» **Task goal**: Taking the records line by line, how many lines contain the word "opponent"? Answer with the number only.

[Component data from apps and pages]
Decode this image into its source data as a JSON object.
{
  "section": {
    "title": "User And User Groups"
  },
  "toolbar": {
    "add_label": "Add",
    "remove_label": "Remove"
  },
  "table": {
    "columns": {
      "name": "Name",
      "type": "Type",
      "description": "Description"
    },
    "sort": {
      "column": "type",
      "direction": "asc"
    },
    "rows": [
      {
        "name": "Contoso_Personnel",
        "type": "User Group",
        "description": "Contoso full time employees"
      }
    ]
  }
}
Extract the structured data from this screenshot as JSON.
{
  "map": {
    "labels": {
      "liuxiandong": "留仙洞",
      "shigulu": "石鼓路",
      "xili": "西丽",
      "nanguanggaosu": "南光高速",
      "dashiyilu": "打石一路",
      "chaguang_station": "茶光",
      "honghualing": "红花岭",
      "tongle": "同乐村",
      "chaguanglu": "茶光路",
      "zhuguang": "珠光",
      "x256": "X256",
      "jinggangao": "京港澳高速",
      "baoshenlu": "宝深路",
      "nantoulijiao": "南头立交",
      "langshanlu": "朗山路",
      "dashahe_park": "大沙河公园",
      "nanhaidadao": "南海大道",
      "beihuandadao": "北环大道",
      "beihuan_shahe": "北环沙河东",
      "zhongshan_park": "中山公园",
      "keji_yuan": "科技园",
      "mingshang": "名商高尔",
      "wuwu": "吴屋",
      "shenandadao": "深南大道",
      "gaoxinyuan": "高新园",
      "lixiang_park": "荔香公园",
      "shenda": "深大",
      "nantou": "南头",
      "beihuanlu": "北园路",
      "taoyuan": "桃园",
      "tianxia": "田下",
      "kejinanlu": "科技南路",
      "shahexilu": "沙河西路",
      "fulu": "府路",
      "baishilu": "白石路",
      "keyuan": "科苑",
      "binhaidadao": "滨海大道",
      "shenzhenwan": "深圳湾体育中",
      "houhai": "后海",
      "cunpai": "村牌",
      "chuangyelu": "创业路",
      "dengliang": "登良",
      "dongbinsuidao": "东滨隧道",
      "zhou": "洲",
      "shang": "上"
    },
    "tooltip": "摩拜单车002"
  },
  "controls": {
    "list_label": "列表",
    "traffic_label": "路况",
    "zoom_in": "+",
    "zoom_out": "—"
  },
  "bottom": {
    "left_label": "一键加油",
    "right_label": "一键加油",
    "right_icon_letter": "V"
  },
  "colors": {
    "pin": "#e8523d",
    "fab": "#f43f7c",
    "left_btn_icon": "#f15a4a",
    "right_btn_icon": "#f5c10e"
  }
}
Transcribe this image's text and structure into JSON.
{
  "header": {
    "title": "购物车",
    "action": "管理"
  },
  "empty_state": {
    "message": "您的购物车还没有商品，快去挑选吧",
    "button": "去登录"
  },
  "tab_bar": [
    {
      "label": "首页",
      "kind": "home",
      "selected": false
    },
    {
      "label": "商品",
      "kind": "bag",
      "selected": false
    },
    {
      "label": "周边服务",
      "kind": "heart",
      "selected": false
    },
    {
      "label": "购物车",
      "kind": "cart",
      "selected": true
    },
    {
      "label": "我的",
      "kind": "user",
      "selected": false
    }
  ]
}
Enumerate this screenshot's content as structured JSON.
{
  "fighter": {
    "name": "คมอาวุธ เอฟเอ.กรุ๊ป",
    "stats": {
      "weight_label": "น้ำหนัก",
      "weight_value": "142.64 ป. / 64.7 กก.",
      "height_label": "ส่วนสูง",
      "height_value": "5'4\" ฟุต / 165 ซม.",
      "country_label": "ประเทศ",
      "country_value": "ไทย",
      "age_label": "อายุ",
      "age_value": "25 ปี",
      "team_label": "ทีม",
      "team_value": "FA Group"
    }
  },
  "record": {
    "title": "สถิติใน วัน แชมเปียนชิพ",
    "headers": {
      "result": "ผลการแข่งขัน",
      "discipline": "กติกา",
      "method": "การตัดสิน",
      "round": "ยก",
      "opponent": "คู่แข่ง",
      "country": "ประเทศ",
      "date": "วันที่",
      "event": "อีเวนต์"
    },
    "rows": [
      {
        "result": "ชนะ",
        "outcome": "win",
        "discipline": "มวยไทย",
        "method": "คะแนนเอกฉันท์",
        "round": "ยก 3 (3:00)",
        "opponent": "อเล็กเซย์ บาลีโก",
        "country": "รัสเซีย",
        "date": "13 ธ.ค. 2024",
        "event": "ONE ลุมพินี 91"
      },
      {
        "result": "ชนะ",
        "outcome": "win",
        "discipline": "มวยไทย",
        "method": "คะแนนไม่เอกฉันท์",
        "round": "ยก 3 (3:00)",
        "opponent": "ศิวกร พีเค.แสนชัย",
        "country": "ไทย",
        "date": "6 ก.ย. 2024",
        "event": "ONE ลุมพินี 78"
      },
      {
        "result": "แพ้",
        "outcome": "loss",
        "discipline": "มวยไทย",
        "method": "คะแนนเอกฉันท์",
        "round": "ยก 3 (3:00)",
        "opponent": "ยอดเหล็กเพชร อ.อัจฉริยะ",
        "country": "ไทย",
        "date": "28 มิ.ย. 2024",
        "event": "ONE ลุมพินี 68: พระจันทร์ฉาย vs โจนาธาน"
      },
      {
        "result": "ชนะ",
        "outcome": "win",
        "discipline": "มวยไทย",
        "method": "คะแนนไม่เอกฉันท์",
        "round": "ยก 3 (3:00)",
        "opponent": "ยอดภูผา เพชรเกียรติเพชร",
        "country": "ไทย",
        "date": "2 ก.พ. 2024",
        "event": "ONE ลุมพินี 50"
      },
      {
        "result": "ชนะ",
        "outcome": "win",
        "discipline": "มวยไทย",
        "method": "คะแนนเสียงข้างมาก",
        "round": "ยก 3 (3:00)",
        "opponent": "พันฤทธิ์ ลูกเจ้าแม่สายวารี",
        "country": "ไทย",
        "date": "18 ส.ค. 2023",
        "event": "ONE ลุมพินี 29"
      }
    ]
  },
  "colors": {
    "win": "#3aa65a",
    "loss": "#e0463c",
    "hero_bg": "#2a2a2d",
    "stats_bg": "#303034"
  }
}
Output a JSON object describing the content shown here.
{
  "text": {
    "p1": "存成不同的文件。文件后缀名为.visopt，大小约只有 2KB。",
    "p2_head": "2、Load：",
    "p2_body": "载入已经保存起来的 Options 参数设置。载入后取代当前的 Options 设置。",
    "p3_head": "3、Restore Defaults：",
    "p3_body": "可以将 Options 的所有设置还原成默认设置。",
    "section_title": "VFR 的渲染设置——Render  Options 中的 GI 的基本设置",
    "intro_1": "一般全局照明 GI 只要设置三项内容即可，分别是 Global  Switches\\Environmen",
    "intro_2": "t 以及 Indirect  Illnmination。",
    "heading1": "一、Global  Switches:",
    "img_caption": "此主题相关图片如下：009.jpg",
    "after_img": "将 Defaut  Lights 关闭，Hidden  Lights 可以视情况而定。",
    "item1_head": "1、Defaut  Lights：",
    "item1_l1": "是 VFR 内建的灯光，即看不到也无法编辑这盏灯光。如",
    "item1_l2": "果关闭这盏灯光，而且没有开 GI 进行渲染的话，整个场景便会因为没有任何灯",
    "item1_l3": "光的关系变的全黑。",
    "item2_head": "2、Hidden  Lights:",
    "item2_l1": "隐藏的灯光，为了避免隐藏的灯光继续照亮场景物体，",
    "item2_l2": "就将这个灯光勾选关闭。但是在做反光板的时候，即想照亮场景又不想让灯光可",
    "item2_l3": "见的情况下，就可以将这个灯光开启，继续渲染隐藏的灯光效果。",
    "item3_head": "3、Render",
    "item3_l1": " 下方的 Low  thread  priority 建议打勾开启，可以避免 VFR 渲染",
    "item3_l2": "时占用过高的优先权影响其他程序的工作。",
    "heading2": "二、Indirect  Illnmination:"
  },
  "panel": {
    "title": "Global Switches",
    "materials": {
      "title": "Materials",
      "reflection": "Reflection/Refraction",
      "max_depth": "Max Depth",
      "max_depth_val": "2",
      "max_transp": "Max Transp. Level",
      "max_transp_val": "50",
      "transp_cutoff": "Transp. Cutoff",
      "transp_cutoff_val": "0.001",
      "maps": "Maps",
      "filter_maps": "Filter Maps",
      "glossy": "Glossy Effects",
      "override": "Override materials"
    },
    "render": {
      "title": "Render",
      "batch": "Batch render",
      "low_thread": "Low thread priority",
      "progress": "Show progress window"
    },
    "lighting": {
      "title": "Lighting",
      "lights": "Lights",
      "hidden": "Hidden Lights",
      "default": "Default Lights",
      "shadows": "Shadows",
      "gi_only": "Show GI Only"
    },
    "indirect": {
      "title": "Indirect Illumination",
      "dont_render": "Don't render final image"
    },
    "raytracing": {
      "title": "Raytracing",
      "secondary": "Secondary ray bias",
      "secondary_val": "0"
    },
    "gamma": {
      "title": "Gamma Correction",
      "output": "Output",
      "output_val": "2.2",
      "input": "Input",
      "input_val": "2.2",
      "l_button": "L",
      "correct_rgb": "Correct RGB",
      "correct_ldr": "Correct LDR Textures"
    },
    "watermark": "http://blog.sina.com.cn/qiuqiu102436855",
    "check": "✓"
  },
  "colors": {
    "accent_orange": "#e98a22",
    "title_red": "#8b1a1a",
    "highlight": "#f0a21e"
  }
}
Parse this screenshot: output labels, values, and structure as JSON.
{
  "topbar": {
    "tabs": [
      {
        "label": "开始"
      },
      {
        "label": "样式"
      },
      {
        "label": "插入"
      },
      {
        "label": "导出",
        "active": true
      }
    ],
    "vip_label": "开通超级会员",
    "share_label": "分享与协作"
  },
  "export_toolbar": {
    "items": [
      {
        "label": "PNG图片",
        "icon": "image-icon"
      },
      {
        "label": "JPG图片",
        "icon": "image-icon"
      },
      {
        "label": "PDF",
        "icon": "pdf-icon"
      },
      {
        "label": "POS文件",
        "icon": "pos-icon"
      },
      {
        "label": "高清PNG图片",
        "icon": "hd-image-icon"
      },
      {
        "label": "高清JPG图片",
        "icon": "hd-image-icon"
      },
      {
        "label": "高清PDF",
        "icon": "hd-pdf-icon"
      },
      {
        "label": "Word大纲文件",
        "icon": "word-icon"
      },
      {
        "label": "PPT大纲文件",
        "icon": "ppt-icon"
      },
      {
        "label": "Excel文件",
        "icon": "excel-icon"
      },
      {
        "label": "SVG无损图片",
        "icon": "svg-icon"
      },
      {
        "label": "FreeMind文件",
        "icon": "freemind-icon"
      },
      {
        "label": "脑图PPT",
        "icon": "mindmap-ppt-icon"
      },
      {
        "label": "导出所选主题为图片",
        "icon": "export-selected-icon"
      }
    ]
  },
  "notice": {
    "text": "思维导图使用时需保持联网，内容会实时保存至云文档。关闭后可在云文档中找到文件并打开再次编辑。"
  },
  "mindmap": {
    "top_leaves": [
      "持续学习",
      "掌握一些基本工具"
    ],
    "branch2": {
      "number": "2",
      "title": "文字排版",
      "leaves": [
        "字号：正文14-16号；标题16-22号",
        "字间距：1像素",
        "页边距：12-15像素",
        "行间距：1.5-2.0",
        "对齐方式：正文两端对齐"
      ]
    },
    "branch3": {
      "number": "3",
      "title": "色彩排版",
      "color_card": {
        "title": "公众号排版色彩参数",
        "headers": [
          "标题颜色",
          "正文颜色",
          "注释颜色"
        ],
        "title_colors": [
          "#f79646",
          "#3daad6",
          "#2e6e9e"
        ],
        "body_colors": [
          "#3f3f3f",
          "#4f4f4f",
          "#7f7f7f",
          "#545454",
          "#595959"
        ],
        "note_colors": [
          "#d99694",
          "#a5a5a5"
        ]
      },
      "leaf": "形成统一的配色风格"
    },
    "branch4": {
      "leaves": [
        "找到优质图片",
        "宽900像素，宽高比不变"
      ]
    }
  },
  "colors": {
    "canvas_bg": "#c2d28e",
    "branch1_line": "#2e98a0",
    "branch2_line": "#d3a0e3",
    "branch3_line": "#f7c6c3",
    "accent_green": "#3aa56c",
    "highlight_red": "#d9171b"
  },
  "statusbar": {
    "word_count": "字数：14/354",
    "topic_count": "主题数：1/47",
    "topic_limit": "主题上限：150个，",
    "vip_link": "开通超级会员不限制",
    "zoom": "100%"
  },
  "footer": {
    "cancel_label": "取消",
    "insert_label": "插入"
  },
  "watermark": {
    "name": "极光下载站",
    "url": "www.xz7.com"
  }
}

» **Answer space**: 6